What is being asked:
A single number is the whole answer: the count of lines in the records where "price" occurs.
___ Records for this task ___
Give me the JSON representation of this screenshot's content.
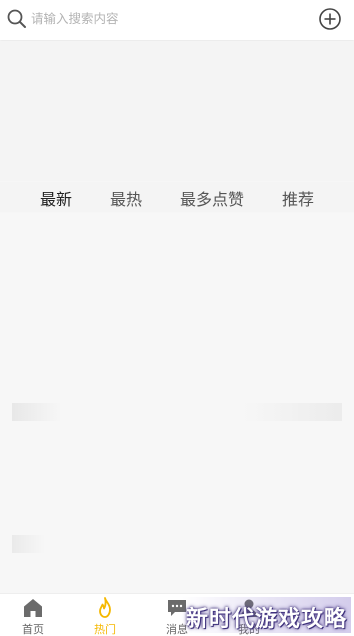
{
  "search": {
    "placeholder": "请输入搜索内容",
    "icon": "search-icon",
    "add_icon": "plus-circle-icon"
  },
  "tabs": [
    {
      "label": "最新",
      "active": true
    },
    {
      "label": "最热",
      "active": false
    },
    {
      "label": "最多点赞",
      "active": false
    },
    {
      "label": "推荐",
      "active": false
    }
  ],
  "nav": [
    {
      "label": "首页",
      "icon": "home-icon",
      "active": false
    },
    {
      "label": "热门",
      "icon": "flame-icon",
      "active": true
    },
    {
      "label": "消息",
      "icon": "message-icon",
      "active": false
    },
    {
      "label": "我的",
      "icon": "user-icon",
      "active": false
    }
  ],
  "watermark": "新时代游戏攻略",
  "colors": {
    "accent": "#f5b800",
    "header_bg": "#ffffff",
    "page_bg": "#f6f6f6"
  }
}
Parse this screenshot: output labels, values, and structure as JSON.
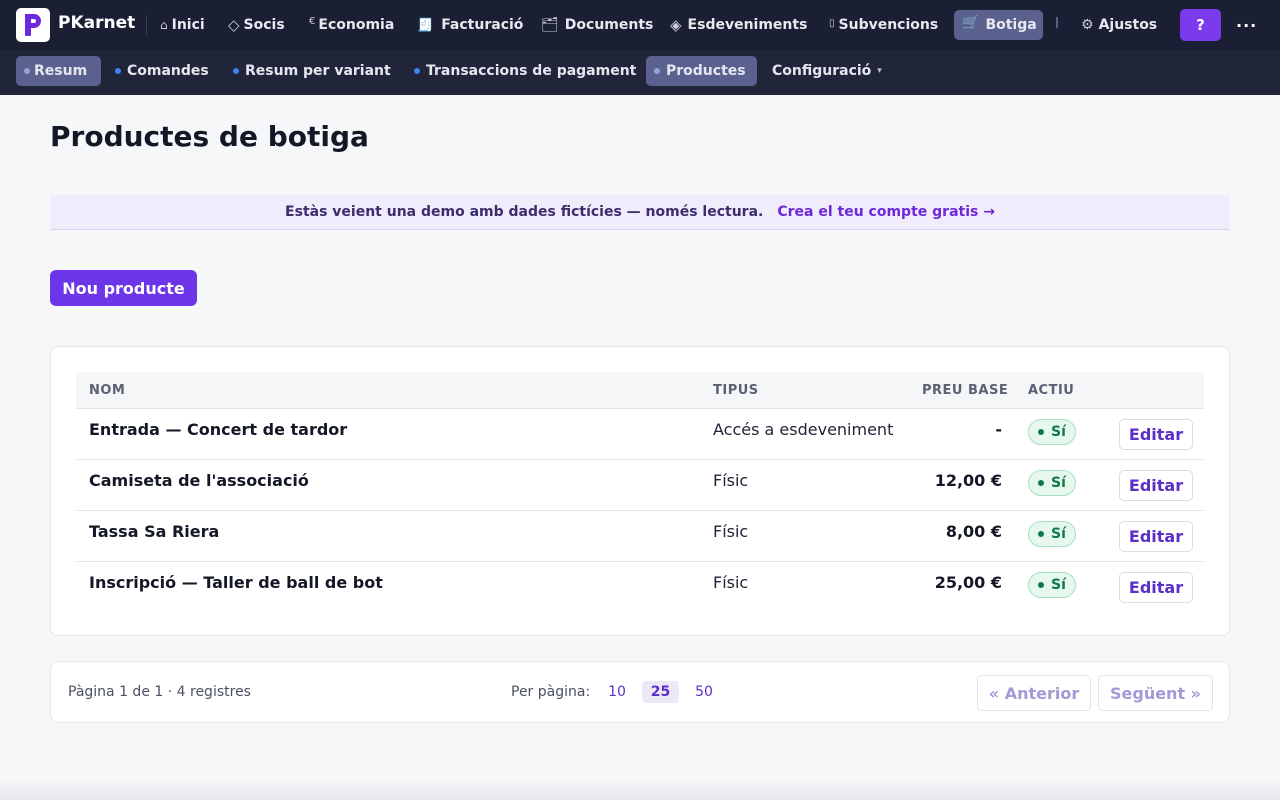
{
  "app": {
    "brand": "PKarnet"
  },
  "topnav": {
    "items": [
      {
        "icon": "⌂",
        "label": "Inici"
      },
      {
        "icon": "◇",
        "label": "Socis"
      },
      {
        "icon": "€",
        "label": "Economia"
      },
      {
        "icon": "🧾",
        "label": "Facturació"
      },
      {
        "icon": "🗂",
        "label": "Documents"
      },
      {
        "icon": "◈",
        "label": "Esdeveniments"
      },
      {
        "icon": "▯",
        "label": "Subvencions"
      },
      {
        "icon": "🛒",
        "label": "Botiga"
      },
      {
        "icon": "⚙",
        "label": "Ajustos"
      }
    ],
    "active": "Botiga",
    "help_label": "?",
    "more_label": "..."
  },
  "subnav": {
    "items": [
      {
        "label": "Resum"
      },
      {
        "label": "Comandes"
      },
      {
        "label": "Resum per variant"
      },
      {
        "label": "Transaccions de pagament"
      },
      {
        "label": "Productes"
      },
      {
        "label": "Configuració"
      }
    ],
    "active": [
      "Resum",
      "Productes"
    ]
  },
  "page": {
    "title": "Productes de botiga",
    "demo_banner": {
      "text": "Estàs veient una demo amb dades fictícies — només lectura.",
      "link": "Crea el teu compte gratis →"
    },
    "new_button": "Nou producte"
  },
  "table": {
    "headers": {
      "name": "NOM",
      "type": "TIPUS",
      "price": "PREU BASE",
      "active": "ACTIU"
    },
    "rows": [
      {
        "name": "Entrada — Concert de tardor",
        "type": "Accés a esdeveniment",
        "price": "-",
        "active": "Sí",
        "action": "Editar"
      },
      {
        "name": "Camiseta de l'associació",
        "type": "Físic",
        "price": "12,00 €",
        "active": "Sí",
        "action": "Editar"
      },
      {
        "name": "Tassa Sa Riera",
        "type": "Físic",
        "price": "8,00 €",
        "active": "Sí",
        "action": "Editar"
      },
      {
        "name": "Inscripció — Taller de ball de bot",
        "type": "Físic",
        "price": "25,00 €",
        "active": "Sí",
        "action": "Editar"
      }
    ]
  },
  "pagination": {
    "info": "Pàgina 1 de 1 · 4 registres",
    "per_page_label": "Per pàgina:",
    "per_page_options": [
      "10",
      "25",
      "50"
    ],
    "per_page_selected": "25",
    "prev": "« Anterior",
    "next": "Següent »"
  },
  "colors": {
    "accent": "#6d35e8",
    "nav_bg": "#1b1f33",
    "success": "#0f7a45"
  }
}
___
Result of the task:
5